ABOUT THIS EXERCISE: Would you print the records below word for word, without the pictures?

[Web page and app entries]
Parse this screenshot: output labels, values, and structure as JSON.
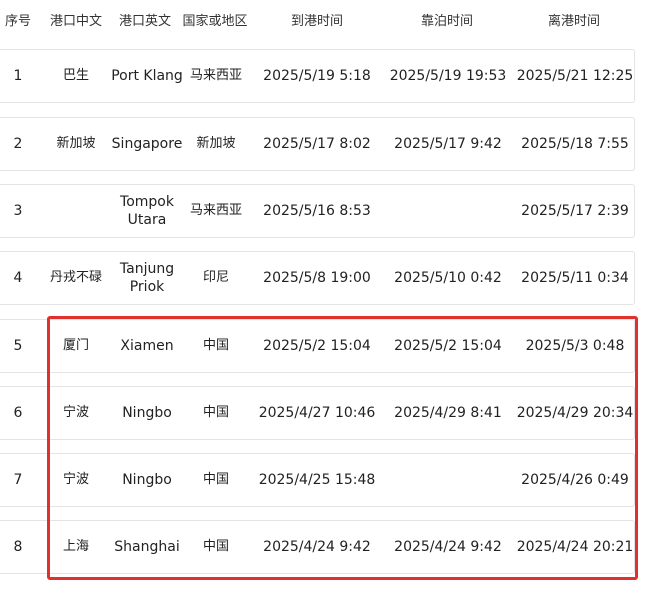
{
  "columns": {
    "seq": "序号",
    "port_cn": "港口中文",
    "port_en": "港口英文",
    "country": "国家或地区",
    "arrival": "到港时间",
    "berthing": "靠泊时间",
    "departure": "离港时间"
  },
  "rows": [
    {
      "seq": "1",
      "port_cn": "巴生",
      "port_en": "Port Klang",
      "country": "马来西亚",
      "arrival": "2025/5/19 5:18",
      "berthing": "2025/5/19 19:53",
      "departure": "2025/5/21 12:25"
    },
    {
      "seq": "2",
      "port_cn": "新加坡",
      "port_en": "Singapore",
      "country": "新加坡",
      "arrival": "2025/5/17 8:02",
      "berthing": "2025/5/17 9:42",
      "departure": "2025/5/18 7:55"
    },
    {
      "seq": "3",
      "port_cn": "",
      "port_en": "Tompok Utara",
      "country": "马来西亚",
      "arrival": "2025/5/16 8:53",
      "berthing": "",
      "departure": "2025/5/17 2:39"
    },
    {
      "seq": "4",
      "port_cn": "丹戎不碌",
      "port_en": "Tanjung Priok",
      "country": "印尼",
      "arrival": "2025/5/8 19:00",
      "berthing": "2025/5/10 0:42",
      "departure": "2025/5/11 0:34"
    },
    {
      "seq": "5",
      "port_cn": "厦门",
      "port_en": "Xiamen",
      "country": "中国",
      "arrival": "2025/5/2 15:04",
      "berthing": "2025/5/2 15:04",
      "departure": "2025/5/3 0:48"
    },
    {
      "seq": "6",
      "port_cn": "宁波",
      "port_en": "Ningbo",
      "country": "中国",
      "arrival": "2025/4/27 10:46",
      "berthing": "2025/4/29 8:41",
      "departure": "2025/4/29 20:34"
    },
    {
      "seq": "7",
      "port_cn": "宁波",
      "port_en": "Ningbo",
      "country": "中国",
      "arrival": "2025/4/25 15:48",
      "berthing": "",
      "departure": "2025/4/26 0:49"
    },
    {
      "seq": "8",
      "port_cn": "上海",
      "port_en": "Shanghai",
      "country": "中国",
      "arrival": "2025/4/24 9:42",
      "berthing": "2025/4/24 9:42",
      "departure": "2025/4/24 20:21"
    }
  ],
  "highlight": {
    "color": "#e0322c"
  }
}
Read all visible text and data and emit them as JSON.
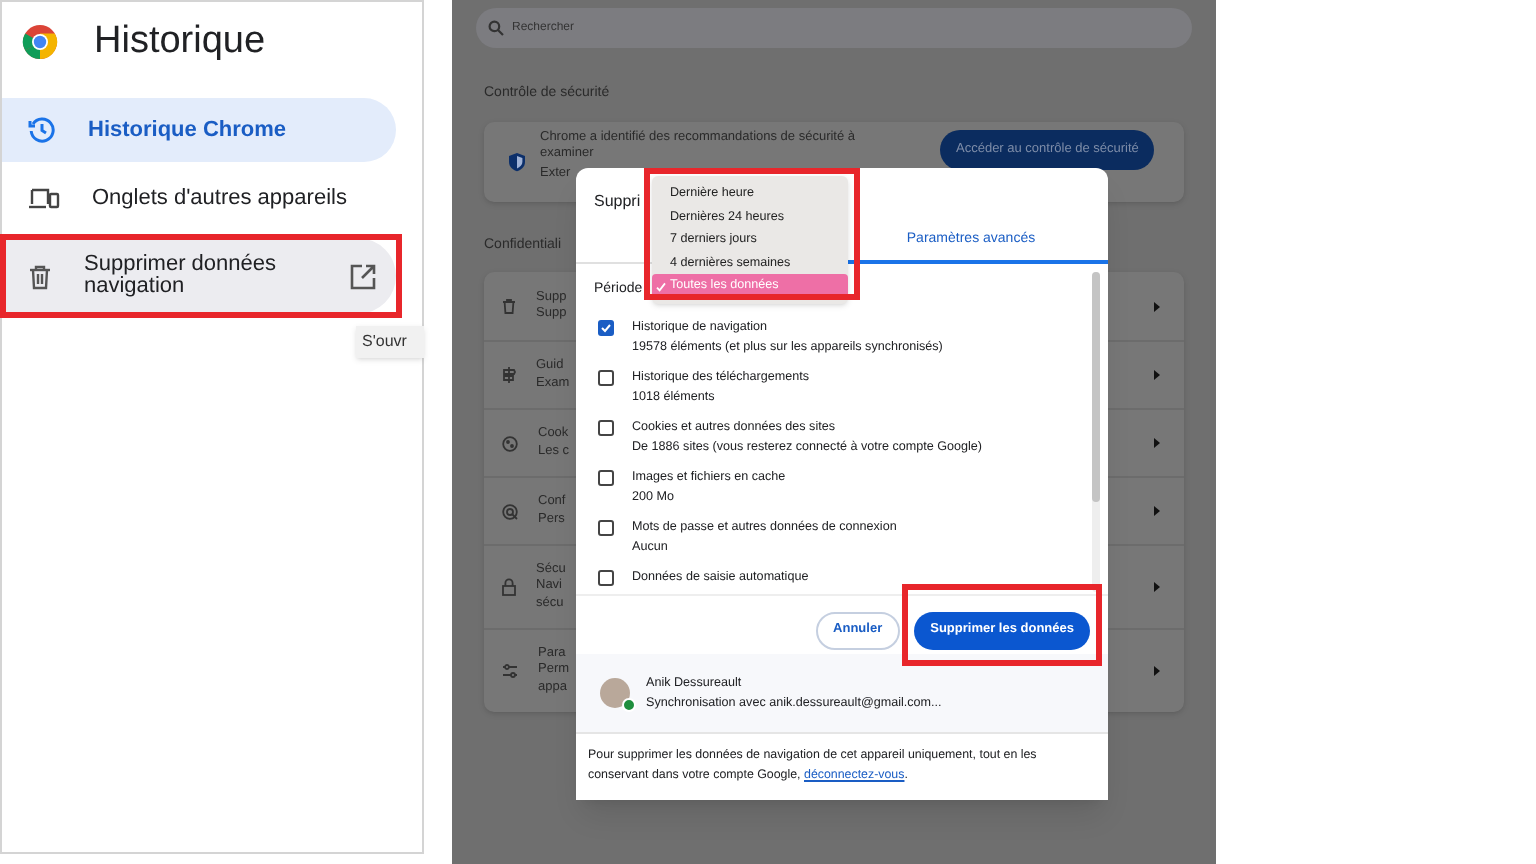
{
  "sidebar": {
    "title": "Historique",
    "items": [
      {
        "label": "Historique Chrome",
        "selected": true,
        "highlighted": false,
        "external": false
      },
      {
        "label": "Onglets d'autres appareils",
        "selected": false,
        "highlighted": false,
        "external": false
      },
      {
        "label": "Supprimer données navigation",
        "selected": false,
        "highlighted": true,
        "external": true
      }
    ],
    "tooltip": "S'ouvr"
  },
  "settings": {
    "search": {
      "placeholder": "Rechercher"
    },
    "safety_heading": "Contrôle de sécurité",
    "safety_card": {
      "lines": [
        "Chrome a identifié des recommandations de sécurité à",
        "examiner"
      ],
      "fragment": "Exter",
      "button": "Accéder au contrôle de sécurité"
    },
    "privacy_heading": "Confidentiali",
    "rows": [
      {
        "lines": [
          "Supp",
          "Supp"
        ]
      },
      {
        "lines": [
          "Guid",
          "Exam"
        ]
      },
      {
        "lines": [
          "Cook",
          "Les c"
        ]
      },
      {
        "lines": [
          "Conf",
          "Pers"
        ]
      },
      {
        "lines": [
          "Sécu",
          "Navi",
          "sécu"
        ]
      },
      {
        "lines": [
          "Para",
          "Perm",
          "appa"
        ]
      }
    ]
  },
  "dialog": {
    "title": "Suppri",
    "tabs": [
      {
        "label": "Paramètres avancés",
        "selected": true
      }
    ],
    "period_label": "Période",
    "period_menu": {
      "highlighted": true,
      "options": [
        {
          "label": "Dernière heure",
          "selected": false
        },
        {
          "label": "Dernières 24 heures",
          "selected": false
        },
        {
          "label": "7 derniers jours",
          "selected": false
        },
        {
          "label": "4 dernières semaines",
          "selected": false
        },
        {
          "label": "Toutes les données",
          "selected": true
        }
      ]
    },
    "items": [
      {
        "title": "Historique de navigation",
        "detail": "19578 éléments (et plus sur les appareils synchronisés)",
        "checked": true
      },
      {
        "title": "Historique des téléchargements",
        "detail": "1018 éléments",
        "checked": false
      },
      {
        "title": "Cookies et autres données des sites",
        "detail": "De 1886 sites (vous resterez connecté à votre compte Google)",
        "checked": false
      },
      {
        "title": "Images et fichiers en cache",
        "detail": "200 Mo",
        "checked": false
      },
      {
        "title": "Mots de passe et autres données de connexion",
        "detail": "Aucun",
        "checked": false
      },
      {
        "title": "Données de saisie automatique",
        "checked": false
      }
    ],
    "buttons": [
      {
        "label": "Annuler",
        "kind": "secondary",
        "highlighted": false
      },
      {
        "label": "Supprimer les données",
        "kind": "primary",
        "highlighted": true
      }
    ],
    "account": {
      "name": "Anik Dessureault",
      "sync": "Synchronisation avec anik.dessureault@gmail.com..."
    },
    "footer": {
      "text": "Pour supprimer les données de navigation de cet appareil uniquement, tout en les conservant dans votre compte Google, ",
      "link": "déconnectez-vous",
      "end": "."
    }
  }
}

WRITTEN SOLUTION:
Parse this screenshot: output labels, values, and structure as JSON.
{
  "columns": {
    "seq": "序号",
    "port_cn": "港口中文",
    "port_en": "港口英文",
    "country": "国家或地区",
    "arrival": "到港时间",
    "berthing": "靠泊时间",
    "departure": "离港时间"
  },
  "rows": [
    {
      "seq": "1",
      "port_cn": "巴生",
      "port_en": "Port Klang",
      "country": "马来西亚",
      "arrival": "2025/5/19 5:18",
      "berthing": "2025/5/19 19:53",
      "departure": "2025/5/21 12:25"
    },
    {
      "seq": "2",
      "port_cn": "新加坡",
      "port_en": "Singapore",
      "country": "新加坡",
      "arrival": "2025/5/17 8:02",
      "berthing": "2025/5/17 9:42",
      "departure": "2025/5/18 7:55"
    },
    {
      "seq": "3",
      "port_cn": "",
      "port_en": "Tompok Utara",
      "country": "马来西亚",
      "arrival": "2025/5/16 8:53",
      "berthing": "",
      "departure": "2025/5/17 2:39"
    },
    {
      "seq": "4",
      "port_cn": "丹戎不碌",
      "port_en": "Tanjung Priok",
      "country": "印尼",
      "arrival": "2025/5/8 19:00",
      "berthing": "2025/5/10 0:42",
      "departure": "2025/5/11 0:34"
    },
    {
      "seq": "5",
      "port_cn": "厦门",
      "port_en": "Xiamen",
      "country": "中国",
      "arrival": "2025/5/2 15:04",
      "berthing": "2025/5/2 15:04",
      "departure": "2025/5/3 0:48"
    },
    {
      "seq": "6",
      "port_cn": "宁波",
      "port_en": "Ningbo",
      "country": "中国",
      "arrival": "2025/4/27 10:46",
      "berthing": "2025/4/29 8:41",
      "departure": "2025/4/29 20:34"
    },
    {
      "seq": "7",
      "port_cn": "宁波",
      "port_en": "Ningbo",
      "country": "中国",
      "arrival": "2025/4/25 15:48",
      "berthing": "",
      "departure": "2025/4/26 0:49"
    },
    {
      "seq": "8",
      "port_cn": "上海",
      "port_en": "Shanghai",
      "country": "中国",
      "arrival": "2025/4/24 9:42",
      "berthing": "2025/4/24 9:42",
      "departure": "2025/4/24 20:21"
    }
  ],
  "highlight": {
    "color": "#e0322c"
  }
}
Read all visible text and data and emit them as JSON.
{
  "sidebar": {
    "title": "Historique",
    "items": [
      {
        "label": "Historique Chrome",
        "selected": true,
        "highlighted": false,
        "external": false
      },
      {
        "label": "Onglets d'autres appareils",
        "selected": false,
        "highlighted": false,
        "external": false
      },
      {
        "label": "Supprimer données navigation",
        "selected": false,
        "highlighted": true,
        "external": true
      }
    ],
    "tooltip": "S'ouvr"
  },
  "settings": {
    "search": {
      "placeholder": "Rechercher"
    },
    "safety_heading": "Contrôle de sécurité",
    "safety_card": {
      "lines": [
        "Chrome a identifié des recommandations de sécurité à",
        "examiner"
      ],
      "fragment": "Exter",
      "button": "Accéder au contrôle de sécurité"
    },
    "privacy_heading": "Confidentiali",
    "rows": [
      {
        "lines": [
          "Supp",
          "Supp"
        ]
      },
      {
        "lines": [
          "Guid",
          "Exam"
        ]
      },
      {
        "lines": [
          "Cook",
          "Les c"
        ]
      },
      {
        "lines": [
          "Conf",
          "Pers"
        ]
      },
      {
        "lines": [
          "Sécu",
          "Navi",
          "sécu"
        ]
      },
      {
        "lines": [
          "Para",
          "Perm",
          "appa"
        ]
      }
    ]
  },
  "dialog": {
    "title": "Suppri",
    "tabs": [
      {
        "label": "Paramètres avancés",
        "selected": true
      }
    ],
    "period_label": "Période",
    "period_menu": {
      "highlighted": true,
      "options": [
        {
          "label": "Dernière heure",
          "selected": false
        },
        {
          "label": "Dernières 24 heures",
          "selected": false
        },
        {
          "label": "7 derniers jours",
          "selected": false
        },
        {
          "label": "4 dernières semaines",
          "selected": false
        },
        {
          "label": "Toutes les données",
          "selected": true
        }
      ]
    },
    "items": [
      {
        "title": "Historique de navigation",
        "detail": "19578 éléments (et plus sur les appareils synchronisés)",
        "checked": true
      },
      {
        "title": "Historique des téléchargements",
        "detail": "1018 éléments",
        "checked": false
      },
      {
        "title": "Cookies et autres données des sites",
        "detail": "De 1886 sites (vous resterez connecté à votre compte Google)",
        "checked": false
      },
      {
        "title": "Images et fichiers en cache",
        "detail": "200 Mo",
        "checked": false
      },
      {
        "title": "Mots de passe et autres données de connexion",
        "detail": "Aucun",
        "checked": false
      },
      {
        "title": "Données de saisie automatique",
        "checked": false
      }
    ],
    "buttons": [
      {
        "label": "Annuler",
        "kind": "secondary",
        "highlighted": false
      },
      {
        "label": "Supprimer les données",
        "kind": "primary",
        "highlighted": true
      }
    ],
    "account": {
      "name": "Anik Dessureault",
      "sync": "Synchronisation avec anik.dessureault@gmail.com..."
    },
    "footer": {
      "text": "Pour supprimer les données de navigation de cet appareil uniquement, tout en les conservant dans votre compte Google, ",
      "link": "déconnectez-vous",
      "end": "."
    }
  }
}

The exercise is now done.